Assignment
Leaving the images aside, print every record in the material exactly.

Input records

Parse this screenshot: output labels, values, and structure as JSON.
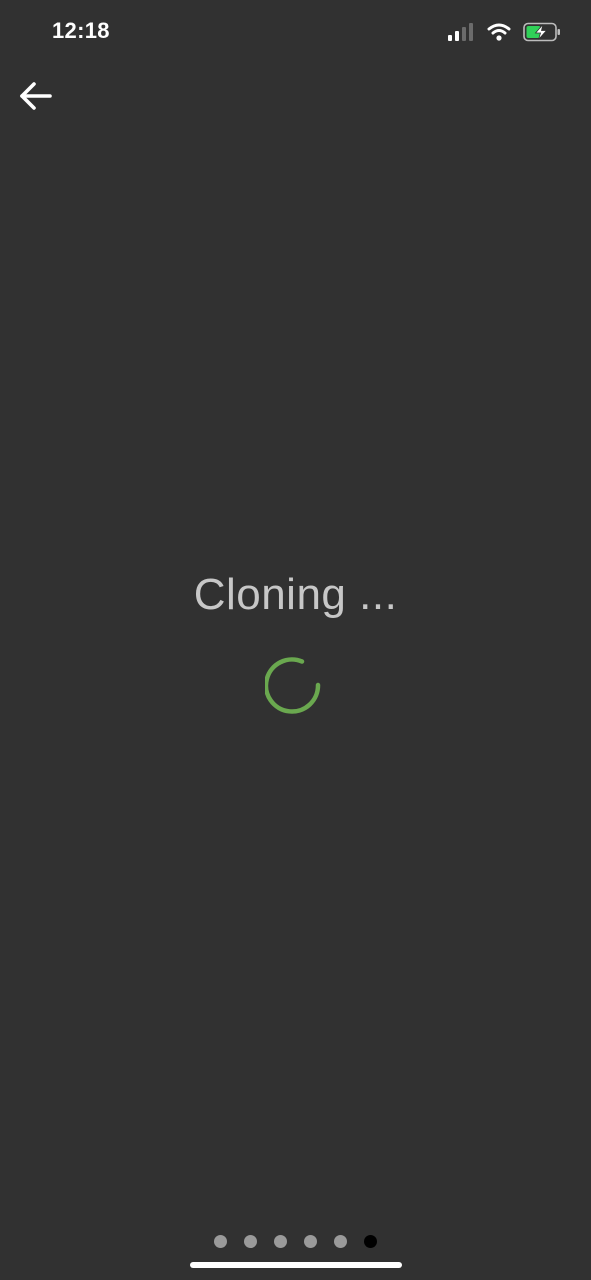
{
  "status_bar": {
    "time": "12:18",
    "icons": [
      "cellular-signal-icon",
      "wifi-icon",
      "battery-charging-icon"
    ],
    "battery_color": "#30d158"
  },
  "nav": {
    "back_icon": "arrow-left-icon"
  },
  "loading": {
    "title": "Cloning ...",
    "spinner_color": "#6aa84f"
  },
  "pager": {
    "count": 6,
    "active_index": 5
  },
  "colors": {
    "background": "#313131",
    "title_text": "#c7c7c7",
    "dot_inactive": "#9a9a9a",
    "dot_active": "#000000"
  }
}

Output of the task
Parse this screenshot: output labels, values, and structure as JSON.
{
  "status_bar": {
    "time": "12:18",
    "icons": [
      "cellular-signal-icon",
      "wifi-icon",
      "battery-charging-icon"
    ],
    "battery_color": "#30d158"
  },
  "nav": {
    "back_icon": "arrow-left-icon"
  },
  "loading": {
    "title": "Cloning ...",
    "spinner_color": "#6aa84f"
  },
  "pager": {
    "count": 6,
    "active_index": 5
  },
  "colors": {
    "background": "#313131",
    "title_text": "#c7c7c7",
    "dot_inactive": "#9a9a9a",
    "dot_active": "#000000"
  }
}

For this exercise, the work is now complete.